Amesh Adalja, a senior fellow at the Johns Hopkins Center for Health Safety, said the debate over boosters and changing what it means to be fully vaccinated further obscures the primary purpose of coronavirus vaccines.
“It is the first and second doses that change the trajectory of the pandemic, those that protect hospital capacity. They are not reinforcements. Our hospitals do not receive pressure from people who are fully vaccinated and who have serious infections,” said Adalja.
Federal health officials have been encouraging all adults who have been vaccinated in the past six months to receive a booster shot, but also insist that no boosters are required.
“The definition of fully vaccinated is two doses of a Modern or Pfizer vaccine, as well as one dose of a J&J vaccine,” said the CDC director. Rochelle WalenskyRochelle Walensky Israel begins vaccinating children 5-11 COVID-19 cases in children by up to 32 percent: Pediatricians Watch Live: White House COVID-19 Response Team Holds Press Conference MORE he said during a recent briefing at the White House.
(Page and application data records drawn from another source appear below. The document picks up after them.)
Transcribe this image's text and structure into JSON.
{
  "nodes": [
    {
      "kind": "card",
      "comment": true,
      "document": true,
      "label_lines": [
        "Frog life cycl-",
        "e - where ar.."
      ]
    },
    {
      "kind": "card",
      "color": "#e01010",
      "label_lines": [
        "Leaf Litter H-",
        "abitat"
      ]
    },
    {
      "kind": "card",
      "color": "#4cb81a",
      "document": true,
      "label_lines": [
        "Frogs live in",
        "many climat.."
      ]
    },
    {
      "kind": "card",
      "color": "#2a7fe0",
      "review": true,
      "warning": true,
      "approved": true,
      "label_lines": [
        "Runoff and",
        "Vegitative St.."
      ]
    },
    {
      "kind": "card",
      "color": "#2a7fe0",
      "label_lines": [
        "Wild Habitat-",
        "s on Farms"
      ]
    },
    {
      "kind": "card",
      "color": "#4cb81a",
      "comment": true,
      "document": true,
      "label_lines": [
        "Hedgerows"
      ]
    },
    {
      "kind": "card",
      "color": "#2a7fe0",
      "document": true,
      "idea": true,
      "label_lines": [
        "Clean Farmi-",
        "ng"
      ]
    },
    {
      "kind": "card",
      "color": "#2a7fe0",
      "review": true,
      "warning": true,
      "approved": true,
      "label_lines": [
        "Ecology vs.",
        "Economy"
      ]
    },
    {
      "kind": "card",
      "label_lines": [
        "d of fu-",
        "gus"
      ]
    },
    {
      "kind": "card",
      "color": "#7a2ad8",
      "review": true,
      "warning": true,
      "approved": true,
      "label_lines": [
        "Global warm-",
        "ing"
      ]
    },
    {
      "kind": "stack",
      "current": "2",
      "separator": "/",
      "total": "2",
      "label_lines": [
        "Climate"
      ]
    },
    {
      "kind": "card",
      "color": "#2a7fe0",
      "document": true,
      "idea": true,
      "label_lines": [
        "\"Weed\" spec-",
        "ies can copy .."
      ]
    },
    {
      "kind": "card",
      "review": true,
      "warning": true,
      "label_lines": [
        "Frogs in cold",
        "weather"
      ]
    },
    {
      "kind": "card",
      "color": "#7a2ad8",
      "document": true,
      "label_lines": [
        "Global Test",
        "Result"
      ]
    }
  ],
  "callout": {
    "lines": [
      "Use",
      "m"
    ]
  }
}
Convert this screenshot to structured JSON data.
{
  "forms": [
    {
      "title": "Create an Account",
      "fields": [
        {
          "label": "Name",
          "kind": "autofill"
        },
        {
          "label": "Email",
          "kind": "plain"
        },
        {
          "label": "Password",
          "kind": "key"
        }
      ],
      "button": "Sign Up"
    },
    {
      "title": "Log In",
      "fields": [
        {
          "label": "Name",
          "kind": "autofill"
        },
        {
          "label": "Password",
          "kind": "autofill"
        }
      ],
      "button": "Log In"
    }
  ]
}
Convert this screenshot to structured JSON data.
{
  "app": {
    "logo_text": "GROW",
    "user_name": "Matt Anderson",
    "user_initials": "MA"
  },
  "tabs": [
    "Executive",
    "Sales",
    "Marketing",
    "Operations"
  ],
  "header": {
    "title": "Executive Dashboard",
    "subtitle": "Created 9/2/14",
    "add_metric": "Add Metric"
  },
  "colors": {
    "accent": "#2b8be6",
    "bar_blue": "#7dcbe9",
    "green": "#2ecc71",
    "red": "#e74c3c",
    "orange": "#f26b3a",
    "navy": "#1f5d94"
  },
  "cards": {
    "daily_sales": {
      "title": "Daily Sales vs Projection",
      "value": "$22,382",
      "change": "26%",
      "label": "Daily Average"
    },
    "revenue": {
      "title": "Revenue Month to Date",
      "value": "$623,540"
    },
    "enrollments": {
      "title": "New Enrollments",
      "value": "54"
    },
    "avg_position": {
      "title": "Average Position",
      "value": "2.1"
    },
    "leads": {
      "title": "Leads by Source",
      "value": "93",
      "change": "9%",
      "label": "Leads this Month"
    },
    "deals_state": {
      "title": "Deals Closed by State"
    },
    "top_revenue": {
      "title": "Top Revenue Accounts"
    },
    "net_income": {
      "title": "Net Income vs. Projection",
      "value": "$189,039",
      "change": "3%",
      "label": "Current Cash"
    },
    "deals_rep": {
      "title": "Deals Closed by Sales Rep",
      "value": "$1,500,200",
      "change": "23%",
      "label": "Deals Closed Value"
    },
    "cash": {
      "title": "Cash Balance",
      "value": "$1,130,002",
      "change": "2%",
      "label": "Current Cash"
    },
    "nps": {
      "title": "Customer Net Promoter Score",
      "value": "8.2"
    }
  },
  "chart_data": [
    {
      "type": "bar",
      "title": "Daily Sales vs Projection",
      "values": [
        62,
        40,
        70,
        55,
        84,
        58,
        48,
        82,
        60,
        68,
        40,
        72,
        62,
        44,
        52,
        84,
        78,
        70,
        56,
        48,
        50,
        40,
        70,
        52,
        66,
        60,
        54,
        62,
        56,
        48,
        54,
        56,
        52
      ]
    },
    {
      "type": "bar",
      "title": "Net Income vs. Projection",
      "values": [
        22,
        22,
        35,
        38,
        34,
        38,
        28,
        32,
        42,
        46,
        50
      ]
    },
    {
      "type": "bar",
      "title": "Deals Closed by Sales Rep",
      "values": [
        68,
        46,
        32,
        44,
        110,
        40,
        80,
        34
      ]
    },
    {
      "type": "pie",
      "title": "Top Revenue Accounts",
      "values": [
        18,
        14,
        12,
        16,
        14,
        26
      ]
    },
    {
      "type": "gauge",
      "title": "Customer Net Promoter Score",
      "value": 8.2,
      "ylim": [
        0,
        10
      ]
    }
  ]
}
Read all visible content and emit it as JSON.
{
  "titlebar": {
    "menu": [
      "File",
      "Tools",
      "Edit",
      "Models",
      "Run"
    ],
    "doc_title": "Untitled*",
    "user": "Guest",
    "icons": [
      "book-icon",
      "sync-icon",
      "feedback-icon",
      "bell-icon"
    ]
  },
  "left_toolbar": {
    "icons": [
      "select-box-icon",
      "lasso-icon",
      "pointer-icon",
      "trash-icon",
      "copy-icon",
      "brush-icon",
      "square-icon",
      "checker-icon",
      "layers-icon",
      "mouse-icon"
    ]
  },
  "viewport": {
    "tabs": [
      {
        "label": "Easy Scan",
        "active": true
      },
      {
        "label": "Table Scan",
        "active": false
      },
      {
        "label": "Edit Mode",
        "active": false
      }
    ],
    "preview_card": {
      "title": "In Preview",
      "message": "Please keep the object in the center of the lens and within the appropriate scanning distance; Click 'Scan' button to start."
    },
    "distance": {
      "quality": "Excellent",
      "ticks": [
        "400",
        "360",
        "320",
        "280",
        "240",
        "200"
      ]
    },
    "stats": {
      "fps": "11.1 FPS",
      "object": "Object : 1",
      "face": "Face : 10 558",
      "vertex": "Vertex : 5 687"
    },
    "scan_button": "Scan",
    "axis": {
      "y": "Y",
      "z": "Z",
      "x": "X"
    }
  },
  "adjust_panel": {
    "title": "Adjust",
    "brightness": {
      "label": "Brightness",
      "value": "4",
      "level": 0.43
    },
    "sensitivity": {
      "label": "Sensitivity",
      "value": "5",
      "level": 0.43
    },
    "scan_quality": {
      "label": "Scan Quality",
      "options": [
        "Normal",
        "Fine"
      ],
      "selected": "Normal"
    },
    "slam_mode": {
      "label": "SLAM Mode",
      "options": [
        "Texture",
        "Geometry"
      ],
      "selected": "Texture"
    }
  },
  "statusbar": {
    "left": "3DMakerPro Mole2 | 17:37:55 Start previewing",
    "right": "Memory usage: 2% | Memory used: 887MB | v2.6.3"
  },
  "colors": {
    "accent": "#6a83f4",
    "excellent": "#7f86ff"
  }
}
This week, the best infectious disease doctor in the country Anthony FauciAnthony FauciPoll: Most Thanksgiving Hosts Not Required COVID-19 Vaccine Masquerade Overnight Medical Care – Feds and Military Have Top 90 Percent Vaccination Rate Fauci Says changing the definition of fully vaccinated to include boosters is ‘on the table’ MORE said that can change.
“At this point, officially, being fully vaccinated is equivalent to two injections of mRNA and one injection of J&J, but that could certainly change,” Fauci told Reuters in an interview. “That is on the table to discuss.”
In a separate interview on ABC’s This Week, Fauci said there needs to be more information on the people who have received reinforcements before making any decisions.
“We’re going to see how durable that protection is, and as we always do, just go ahead and let the data guide your policy and let the data guide your recommendations,” Fauci said.
But experts said neither the states nor the federal government should have any businesses that essentially require booster injections, because it sends the wrong message about the effectiveness of the initial series.
“I don’t think there is any scientific basis to say that someone who has received two doses of vaccines is equivalent to someone who is not vaccinated. There is just no science to back it up. Actually, it is wrong,” Adalja said.
Paul Offit, director of the Center for Vaccine Education at Children’s Hospital in Philadelphia, said his hospital has a mandate for vaccinations and he believes it would not make sense to require a booster in addition to the normal series, even for those over 50 who may be they particularly benefit from additional antibodies.
“Should we call everyone over 50 and tell them they can’t work here anymore until they get a third dose, given the paucity of data to support that? No,” Offit said.
The third dose is “a detour from what is really important, which is vaccinating the unvaccinated,” Offit said.
“We are not going to overcome this pandemic by promoting people who have already been vaccinated. We are going to overcome this pandemic by vaccinating the unvaccinated,” he added. “That should be the focus.”